| As I wrote last month regarding the bottle bill debate, this bill is largely contentious among many. Ten U.S. states have bottle bills and still others have active campaigns for new bottle bills. Although support for deposit laws is widespread, there are some groups, especially members of the beverage production and retail industries, that consistently try to prevent bottle bills from being passed or expanded. Their arguments concentrate on the increased costs to bottlers, distributors and retailers, which they claim result in higher prices to consumers. They also contend that bottle bills reduce sales and eliminate jobs in the container industry.|
The following is a list of facts and myths presented by the Container Recycling Institute:
Myth: Deposit systems target only a small part of the waste stream(less than 3% of municipal solid waste by weight)
Fact: While soda containers constitute less than 1% of the waste stream, all carbonated beverages bring the total to 4% of the waste stream, and all beverage containers (including milk, also excluding pouches, gabletop and aseptic) are 5.6% of the waste stream. More important, the upstream environmental effects of container wasting are disproportionately high. For example, beverage containers account for 20% of the greenhouse gas emissions resulting from landfilling a ton of MSW and replacing the wasted products with new products made from virgin materials.
Myth: Deposit systems address a small portion of litter: 7 to 25%
Fact: Beverage containers comprise 40-60% of litter. The Solid Waste Coordinators of Kentucky found that 58% of litter collected consisted of beverage containers, pull tabs, and closures. Deposit laws significantly reduce container litter and other types of litter. Following the implementation of bottle bills in various states, container litter has been reduced by 69 to 84%, while total litter has been reduced by 34-64%.
Myth: Deposits arenít needed where there is curbside recycling.
Fact: Curbside recycling and deposit systems are not mutually exclusive. Together they can be part of a comprehensive approach to recycling. Not only are combined curbside and deposit systems more effective than curbside recycling programs alone, the materials collected through deposit programs are of a much higher quality than materials collected through curbside recycling programs.

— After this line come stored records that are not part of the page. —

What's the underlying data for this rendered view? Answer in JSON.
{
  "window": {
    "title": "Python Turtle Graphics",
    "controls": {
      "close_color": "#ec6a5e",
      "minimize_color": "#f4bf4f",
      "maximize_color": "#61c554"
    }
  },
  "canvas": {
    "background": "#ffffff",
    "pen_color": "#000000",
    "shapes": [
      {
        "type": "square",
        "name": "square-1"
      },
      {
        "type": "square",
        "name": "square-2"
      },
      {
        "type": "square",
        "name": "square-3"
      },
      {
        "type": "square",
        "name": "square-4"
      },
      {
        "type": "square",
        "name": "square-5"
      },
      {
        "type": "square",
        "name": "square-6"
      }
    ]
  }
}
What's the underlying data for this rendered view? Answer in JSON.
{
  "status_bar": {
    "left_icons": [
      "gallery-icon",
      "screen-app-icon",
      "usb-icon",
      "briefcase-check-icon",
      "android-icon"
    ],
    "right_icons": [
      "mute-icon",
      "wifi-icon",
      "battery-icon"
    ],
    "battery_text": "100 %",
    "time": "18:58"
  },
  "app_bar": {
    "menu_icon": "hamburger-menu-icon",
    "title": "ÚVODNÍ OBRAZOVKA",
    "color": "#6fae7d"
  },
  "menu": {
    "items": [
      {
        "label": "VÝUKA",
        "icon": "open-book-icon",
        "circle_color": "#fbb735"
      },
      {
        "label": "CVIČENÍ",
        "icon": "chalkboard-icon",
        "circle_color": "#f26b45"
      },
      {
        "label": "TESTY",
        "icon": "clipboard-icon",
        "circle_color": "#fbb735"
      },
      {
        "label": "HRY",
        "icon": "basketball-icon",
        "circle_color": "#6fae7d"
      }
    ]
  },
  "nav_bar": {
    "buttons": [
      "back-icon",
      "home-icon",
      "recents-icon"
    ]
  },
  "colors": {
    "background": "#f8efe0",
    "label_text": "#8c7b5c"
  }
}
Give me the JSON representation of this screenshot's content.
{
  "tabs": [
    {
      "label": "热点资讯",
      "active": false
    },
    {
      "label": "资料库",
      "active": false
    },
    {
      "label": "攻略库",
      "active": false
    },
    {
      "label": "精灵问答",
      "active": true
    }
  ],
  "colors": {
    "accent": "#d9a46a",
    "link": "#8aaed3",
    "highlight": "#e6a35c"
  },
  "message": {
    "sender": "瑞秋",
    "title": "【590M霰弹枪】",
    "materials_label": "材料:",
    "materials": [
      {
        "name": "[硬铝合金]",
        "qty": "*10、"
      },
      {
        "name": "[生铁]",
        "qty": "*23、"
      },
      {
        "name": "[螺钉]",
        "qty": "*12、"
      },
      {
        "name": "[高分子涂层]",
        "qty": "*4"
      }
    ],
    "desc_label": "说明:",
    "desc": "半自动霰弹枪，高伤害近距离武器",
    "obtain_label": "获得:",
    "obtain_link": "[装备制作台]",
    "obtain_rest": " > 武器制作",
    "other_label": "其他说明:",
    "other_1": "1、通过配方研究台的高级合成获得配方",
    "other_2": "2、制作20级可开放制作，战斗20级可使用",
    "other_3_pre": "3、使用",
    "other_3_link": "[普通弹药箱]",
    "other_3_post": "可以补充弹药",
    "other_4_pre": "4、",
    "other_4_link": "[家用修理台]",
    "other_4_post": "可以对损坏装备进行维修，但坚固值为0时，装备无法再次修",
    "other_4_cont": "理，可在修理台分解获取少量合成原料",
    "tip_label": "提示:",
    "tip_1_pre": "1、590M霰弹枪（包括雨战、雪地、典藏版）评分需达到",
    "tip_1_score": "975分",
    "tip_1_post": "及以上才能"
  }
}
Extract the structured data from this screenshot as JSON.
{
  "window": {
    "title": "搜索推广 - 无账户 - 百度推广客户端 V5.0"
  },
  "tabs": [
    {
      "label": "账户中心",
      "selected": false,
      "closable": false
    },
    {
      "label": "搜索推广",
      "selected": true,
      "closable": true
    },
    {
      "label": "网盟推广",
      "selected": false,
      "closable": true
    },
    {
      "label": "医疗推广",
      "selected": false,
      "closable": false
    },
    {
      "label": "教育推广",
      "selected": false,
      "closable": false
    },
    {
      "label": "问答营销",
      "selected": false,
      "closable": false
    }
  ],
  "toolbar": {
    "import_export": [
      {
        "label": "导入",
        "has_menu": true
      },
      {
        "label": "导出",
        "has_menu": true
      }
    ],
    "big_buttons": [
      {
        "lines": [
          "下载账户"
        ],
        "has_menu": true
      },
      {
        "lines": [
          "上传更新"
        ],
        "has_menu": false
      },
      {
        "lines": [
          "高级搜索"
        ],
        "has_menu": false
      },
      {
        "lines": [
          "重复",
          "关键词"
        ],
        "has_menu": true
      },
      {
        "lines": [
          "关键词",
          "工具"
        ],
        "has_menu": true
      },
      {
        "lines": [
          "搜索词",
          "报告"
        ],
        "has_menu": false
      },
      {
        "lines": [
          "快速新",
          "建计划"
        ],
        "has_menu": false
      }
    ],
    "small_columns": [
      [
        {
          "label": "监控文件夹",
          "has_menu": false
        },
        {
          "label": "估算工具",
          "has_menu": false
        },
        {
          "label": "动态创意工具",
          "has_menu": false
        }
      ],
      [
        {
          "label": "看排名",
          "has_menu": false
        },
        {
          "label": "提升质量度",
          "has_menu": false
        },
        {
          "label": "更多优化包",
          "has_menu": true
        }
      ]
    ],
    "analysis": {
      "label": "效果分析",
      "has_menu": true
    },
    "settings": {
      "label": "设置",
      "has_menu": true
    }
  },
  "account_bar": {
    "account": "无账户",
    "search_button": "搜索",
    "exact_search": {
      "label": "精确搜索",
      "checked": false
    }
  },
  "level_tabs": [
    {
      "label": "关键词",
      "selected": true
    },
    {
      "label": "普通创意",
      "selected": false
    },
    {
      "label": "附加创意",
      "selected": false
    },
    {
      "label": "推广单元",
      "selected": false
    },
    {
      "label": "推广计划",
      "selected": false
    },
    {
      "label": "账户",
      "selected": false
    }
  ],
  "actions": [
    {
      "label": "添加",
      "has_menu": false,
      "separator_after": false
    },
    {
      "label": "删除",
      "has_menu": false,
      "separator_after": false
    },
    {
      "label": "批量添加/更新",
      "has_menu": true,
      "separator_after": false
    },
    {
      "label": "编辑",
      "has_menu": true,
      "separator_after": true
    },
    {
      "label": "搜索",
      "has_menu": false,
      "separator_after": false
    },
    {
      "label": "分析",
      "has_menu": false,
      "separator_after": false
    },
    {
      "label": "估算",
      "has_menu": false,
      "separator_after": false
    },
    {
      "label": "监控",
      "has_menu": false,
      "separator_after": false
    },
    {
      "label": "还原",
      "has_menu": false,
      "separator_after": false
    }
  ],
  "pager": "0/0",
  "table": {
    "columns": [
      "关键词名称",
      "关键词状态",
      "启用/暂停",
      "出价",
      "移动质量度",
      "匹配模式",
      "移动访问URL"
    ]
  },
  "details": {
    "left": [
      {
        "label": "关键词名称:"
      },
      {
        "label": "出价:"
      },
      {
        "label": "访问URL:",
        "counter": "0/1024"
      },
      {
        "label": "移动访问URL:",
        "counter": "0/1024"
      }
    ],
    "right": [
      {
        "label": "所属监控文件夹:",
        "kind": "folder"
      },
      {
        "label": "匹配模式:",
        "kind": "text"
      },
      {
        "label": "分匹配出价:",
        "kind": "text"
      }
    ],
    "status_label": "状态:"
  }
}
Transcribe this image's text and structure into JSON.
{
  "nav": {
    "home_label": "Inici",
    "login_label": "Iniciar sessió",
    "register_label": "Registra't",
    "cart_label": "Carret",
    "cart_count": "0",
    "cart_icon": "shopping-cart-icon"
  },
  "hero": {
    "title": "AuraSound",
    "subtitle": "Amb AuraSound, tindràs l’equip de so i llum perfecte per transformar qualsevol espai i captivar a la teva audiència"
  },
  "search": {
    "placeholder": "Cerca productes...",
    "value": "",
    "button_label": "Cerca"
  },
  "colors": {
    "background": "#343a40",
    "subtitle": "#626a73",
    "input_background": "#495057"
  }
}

Myth: Deposit return is inconvenient (consumers prefer home curbside bins.
Fact: Curbside is still not available to 50% of the American population. Curbsides donít address away-from-home consumption. Tripling of curbside access has not stemmed the tide of waste. People are going back to the store to shop anyway.
Myth: Deposits rob curbside programs of valuable aluminum can revenue.
Fact: Curbside programs are failing to adequately capture aluminum cans. Despite a tripling in curbside access in the last decade, the U.S. aluminum can recycling rate went from 65% in 1992 to 49% in 2001. Curbside programs do not target cans consumed away from home. Aluminum cans are gradually being supplanted by plastic bottles. Deposits reduce collection costs by removing cumbersome, low-value glass and plastic bottles from the stream. Plastic bottles are cumbersome to collect at curbside (low weight-to-volume ratio); mixed-color glass is heavy and has a low scrap value, and is often impossible to market.
Myth: Deposits are more expensive than other recycling programs.
Fact: While their initial costs may be more, deposits are much more effective than other recycling and waste reduction programs, resulting in more bang for the buck. Under deposit systems, the cost of recycling is borne by producers and consumers, not by government and taxpayers.
Myth: Deposit returns are expensive for distributors.
Fact: There is a cost to dealing with beverage container waste, whether through recycling or disposal, it will either be borne by government or by brand-owners, distributors, and beverage consumers. Distributors have taken back-hauling out of the distribution system; they have the ability to design it back in. Distributors have the option of passing the cost of handling on to the consumers.
Myth: Deposits are a tax and increase the price of beverages.
Fact: When there is a refundable deposit on beverage containers, the consumers (not taxpayers) pay the deposit. The deposit is refunded if the container is returned. And the beverage distributors and bottlers absorb the cost of collection. They then choose whether or not to pass their costs on to their consumers.
Advocates of deposit systems have historically pointed to the environmental benefits of bottle bills including litter reduction and energy and resource conservation. They have also emphasized the waste diversion and job creation benefits of bottle bills. They further argue that bottle bills shift the costs of litter cleanup, recycling, and waste disposal from government and taxpayers to producers and consumers of beverage containers.
They advocate the benefits of bottle bills saying they prevent litter, promote recycling and waste reduction, create jobs, encourage producer and consumer responsibility, provide financial incentives for recycling, help the environment, complement curbside recycling, produce high-quality recyclable materials and create more opportunities to recycle.
Whichever side the fence you sit on, this debate does not look like it is going to go away anytime soon.
I have not proposed to agree or join with either side, but just to offer a thought provoking idea and information.